Visual conversation layers APR 02
A review of Outside (i.e. the outside world) as if it were a video game.
In terms of the social environment, almost anything goes. Outside has a vast network of guilds, many of its players are active participants in designing the game's social environment, and almost any player will be able to find company to undertake their desired group quests. On the other hand, gold-buying is rife, the outskirts of virtually every city zone in the game are completely overrun by farmers, and the developers have so far proven themselves reluctant to answer petitions, intervene in inter-player disputes, or nerf broken skills and abilities. Indeed this reviewer will go so far as to say that the developers are absent from the game entirely, and have left it to its own devices. Fortunately, server uptime has been 100% from day 1, despite there being only one server for literally billions of players.
The reviewer gives it a 7/10.
Male to female transsexual. This is a manufactured vagina. A Neovagina.
This is genital origami, the cock cut open, carved and folded, crafted by techniques with names like Penile Inversion, the Suporn Technique, and the Wilson Method. The head of the cock morphs into the neoclit. In some methods the scrotal skin becomes the neovaginal canal.
I don't know which methods were used in the creation of this particular neovagina, but surely this is art of the highest caliber. Sculpture in flesh tissue and nerve bundles.
Amazing and NSFW.
Sizemore looks at Roberton's weight-loss diet shakes, his Liberian diamond-mining operation, African gold-mining operation, his Cayman Island for-profit corporation, and his role in the US attorney appointments scandal. In short, Sizemore doesn't find much to like about the man.
And here's a fun little snippet about how they were planning for the broadcast of the second coming of Jesus:
We even discussed how Jesus' radiance might be too bright for the cameras and how we would have to make adjustments for that problem. Can you imagine telling Jesus, 'Hey, Lord, please tone down your luminosity; we're having a problem with contrast. You're causing the picture to flare.'
If only toning down the luminosity of Jesus were that simple.
A collection of pairs of photos, one taken just before a person's death and one after. I wish they displayed the pairs side-by-side.
A short list of What Every American Should Know About the Middle East.
Arabs are part of an ethnic group, not a religion. Arabs were around long before Islam, and there have been (and still are) Arab Christians and Arab Jews. In general, you're an Arab if you 1) are of Arab descent (blood), or 2) speak the main Arab language (Arabic).

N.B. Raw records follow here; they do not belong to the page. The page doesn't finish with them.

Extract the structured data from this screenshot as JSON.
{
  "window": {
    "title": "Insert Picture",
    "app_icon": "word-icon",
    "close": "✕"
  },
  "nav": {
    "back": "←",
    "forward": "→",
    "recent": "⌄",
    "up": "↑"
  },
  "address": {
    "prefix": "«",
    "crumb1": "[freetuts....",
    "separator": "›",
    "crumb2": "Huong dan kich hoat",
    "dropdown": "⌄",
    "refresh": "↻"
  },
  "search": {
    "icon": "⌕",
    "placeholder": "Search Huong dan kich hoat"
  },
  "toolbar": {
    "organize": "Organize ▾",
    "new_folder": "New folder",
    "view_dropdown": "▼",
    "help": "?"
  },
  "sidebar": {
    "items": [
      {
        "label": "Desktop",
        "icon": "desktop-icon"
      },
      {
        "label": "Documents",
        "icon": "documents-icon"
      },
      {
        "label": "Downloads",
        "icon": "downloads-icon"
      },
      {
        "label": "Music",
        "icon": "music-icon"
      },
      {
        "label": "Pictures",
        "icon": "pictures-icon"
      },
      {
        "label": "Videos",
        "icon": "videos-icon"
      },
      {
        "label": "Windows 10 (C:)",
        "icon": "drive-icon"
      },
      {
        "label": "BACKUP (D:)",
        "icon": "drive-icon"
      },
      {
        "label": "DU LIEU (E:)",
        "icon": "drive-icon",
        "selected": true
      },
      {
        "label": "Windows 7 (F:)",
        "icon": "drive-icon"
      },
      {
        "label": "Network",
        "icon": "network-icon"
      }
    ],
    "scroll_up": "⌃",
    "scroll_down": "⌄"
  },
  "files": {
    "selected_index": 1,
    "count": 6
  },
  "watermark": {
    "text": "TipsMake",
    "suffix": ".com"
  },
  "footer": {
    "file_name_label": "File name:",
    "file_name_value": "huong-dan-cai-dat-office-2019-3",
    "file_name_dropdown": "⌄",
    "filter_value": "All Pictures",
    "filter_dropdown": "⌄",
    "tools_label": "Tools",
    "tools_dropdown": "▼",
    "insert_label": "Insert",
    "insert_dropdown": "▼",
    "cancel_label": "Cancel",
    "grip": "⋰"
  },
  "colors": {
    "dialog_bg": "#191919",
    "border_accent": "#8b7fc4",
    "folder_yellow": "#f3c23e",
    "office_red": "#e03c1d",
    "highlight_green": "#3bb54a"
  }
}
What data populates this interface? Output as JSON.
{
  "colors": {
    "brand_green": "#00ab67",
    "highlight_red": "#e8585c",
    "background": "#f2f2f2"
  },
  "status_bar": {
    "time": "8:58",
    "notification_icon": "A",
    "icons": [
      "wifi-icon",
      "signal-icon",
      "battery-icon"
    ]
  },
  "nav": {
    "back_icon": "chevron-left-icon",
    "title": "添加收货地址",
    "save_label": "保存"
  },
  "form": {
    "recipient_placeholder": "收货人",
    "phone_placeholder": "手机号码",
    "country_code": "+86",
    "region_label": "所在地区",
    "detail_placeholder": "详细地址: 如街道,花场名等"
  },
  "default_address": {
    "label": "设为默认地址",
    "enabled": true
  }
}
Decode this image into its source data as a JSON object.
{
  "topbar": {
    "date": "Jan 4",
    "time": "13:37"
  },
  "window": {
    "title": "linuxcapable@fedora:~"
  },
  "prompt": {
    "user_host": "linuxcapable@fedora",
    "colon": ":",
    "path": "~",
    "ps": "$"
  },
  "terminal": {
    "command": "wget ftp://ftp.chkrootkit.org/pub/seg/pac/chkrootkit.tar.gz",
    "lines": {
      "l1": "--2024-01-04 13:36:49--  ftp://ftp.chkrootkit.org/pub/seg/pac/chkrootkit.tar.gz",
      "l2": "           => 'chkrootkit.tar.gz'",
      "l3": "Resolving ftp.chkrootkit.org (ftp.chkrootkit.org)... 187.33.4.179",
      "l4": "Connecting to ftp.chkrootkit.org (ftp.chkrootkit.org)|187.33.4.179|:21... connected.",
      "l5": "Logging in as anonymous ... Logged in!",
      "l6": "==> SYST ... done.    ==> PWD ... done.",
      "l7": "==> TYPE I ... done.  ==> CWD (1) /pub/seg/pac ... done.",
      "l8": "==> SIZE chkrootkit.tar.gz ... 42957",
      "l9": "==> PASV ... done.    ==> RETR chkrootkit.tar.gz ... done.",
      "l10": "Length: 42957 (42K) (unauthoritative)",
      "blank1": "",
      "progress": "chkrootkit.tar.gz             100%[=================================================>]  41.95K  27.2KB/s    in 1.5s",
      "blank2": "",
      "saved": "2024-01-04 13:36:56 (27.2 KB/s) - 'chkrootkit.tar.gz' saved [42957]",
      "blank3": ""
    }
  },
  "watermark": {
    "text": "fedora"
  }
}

A companion list of what every resident of the Middle East should know about the US might also be helpful. (via chris glass)
Clothing libraries loan clothes out for free (or a small fee) to unemployed people for job interviews or to expecting mothers so they don't have to buy a whole bunch of maternity clothes. Great idea. (via magnetbox)
According to a simple statistical analysis using computer simulations, a hitting streak as long as Joe DiMaggio's 1941 56-game streak is not the freakish occurrence that most people think it is.
More than half the time, or in 5,295 baseball universes, the record for the longest hitting streak exceeded 53 games. Two-thirds of the time, the best streak was between 50 and 64 games.
In other words, streaks of 56 games or longer are not at all an unusual occurrence. Forty-two percent of the simulated baseball histories have a streak of DiMaggio's length or longer. You shouldn't be too surprised that someone, at some time in the history of the game, accomplished what DiMaggio did.
I think there are probably some cumulative effects that are being ignored here though, like increasing media pressure/distraction, opponents trying particularly hard for an out as the streak continues, pitchers more likely to pitch around them, or even the streaking player getting super-confident. The first game in a streak and the 50th game in a streak are, as they say, completely different ball games.
Regal APR 01